|Abstract:||Bird species visitation to a single fruit source fluctuates over time due to changes in fruit density, presence of behaviorally dominant birds, and availability of alternative fruit sources. As a result, different bird species are major consumers of a fruit source at various periods of the fruiting season. Large dominant birds exploit a small-fruited species mostly at its peak availability. Large dominant birds displaced small birds, so small birds used the fruit less when dominants were abundant. Frugivorous migrants increase in abundance in late spring, due to migration, and they outnumber non-migrants in their representation at fruit sources.

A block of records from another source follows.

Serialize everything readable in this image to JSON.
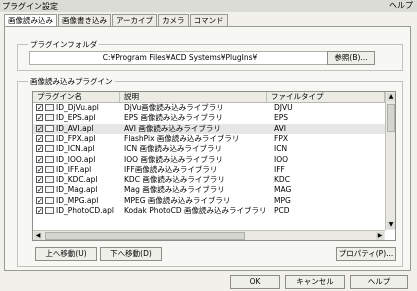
{
  "window": {
    "title": "プラグイン設定",
    "help_label": "ヘルプ"
  },
  "tabs": [
    {
      "label": "画像読み込み"
    },
    {
      "label": "画像書き込み"
    },
    {
      "label": "アーカイブ"
    },
    {
      "label": "カメラ"
    },
    {
      "label": "コマンド"
    }
  ],
  "plugin_folder": {
    "caption": "プラグインフォルダ",
    "path": "C:¥Program Files¥ACD Systems¥PlugIns¥",
    "browse_label": "参照(B)..."
  },
  "reader_plugins": {
    "caption": "画像読み込みプラグイン",
    "columns": [
      "プラグイン名",
      "説明",
      "ファイルタイプ"
    ],
    "rows": [
      {
        "name": "ID_DjVu.apl",
        "desc": "DjVu画像読み込みライブラリ",
        "type": "DJVU",
        "checked": true
      },
      {
        "name": "ID_EPS.apl",
        "desc": "EPS 画像読み込みライブラリ",
        "type": "EPS",
        "checked": true
      },
      {
        "name": "ID_AVI.apl",
        "desc": "AVI 画像読み込みライブラリ",
        "type": "AVI",
        "checked": true,
        "selected": true
      },
      {
        "name": "ID_FPX.apl",
        "desc": "FlashPix 画像読み込みライブラリ",
        "type": "FPX",
        "checked": true
      },
      {
        "name": "ID_ICN.apl",
        "desc": "ICN 画像読み込みライブラリ",
        "type": "ICN",
        "checked": true
      },
      {
        "name": "ID_IOO.apl",
        "desc": "IOO 画像読み込みライブラリ",
        "type": "IOO",
        "checked": true
      },
      {
        "name": "ID_IFF.apl",
        "desc": "IFF画像読み込みライブラリ",
        "type": "IFF",
        "checked": true
      },
      {
        "name": "ID_KDC.apl",
        "desc": "KDC 画像読み込みライブラリ",
        "type": "KDC",
        "checked": true
      },
      {
        "name": "ID_Mag.apl",
        "desc": "Mag 画像読み込みライブラリ",
        "type": "MAG",
        "checked": true
      },
      {
        "name": "ID_MPG.apl",
        "desc": "MPEG 画像読み込みライブラリ",
        "type": "MPG",
        "checked": true
      },
      {
        "name": "ID_PhotoCD.apl",
        "desc": "Kodak PhotoCD 画像読み込みライブラリ",
        "type": "PCD",
        "checked": true
      }
    ]
  },
  "buttons": {
    "move_up": "上へ移動(U)",
    "move_down": "下へ移動(D)",
    "properties": "プロパティ(P)..."
  },
  "footer": {
    "ok": "OK",
    "cancel": "キャンセル",
    "help": "ヘルプ"
  }
}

Use of a fruit source by migrant and non-migrant frugivores is influenced by the net energy gain per unit time (profitability). I develop mathematical and conceptual models that describe fruit profitability to birds based on rewards provided by the pericarp (mass and nutrition yields) relative to costs (metabolic requirements, handling time, search time, behavioral interference) associated with finding and eating a fruit. The composition of birds at a fruit source is influenced by factors that determine profitability to individual bird species. Composition can vary over time as profitability changes and birds switch to alternative fruit sources.
The strategy employed by a plant to attract bird dispersers must act within this framework of factors that determine profitability and, hence, attraction of birds. In addition, plants are constrained by resource limitation and life-history considerations. Four factors that are important in determining profitability of a fruit to birds (seed size, absolute yield, nutritional yield, and daily fruit crop size) are directly controlled by the plant. These four factors are regulated by the plants relative to environmental influences, resource limitation, life-history considerations, and attraction of birds.
Frugivores vary in abundance within the second-growth community throughout the dry season. Recapture rates indicate that much of the fluctuation in abundance of frugivores is due to the movements of transients. Non-migrant frugivore abundance is negatively associated with migrant frugivore abundance; when migrants flood the community during spring migration, non-migrant frugivores decrease in abundance. Fruit abundance is high and many of the fruits of second-growth habitats are small, possibly causing selection of second-growth habitats by migrants.
Thesis (Ph.D.)--University of Illinois at Urbana-Champaign, 1982.
|Date Available in IDEALS:||2015-05-14|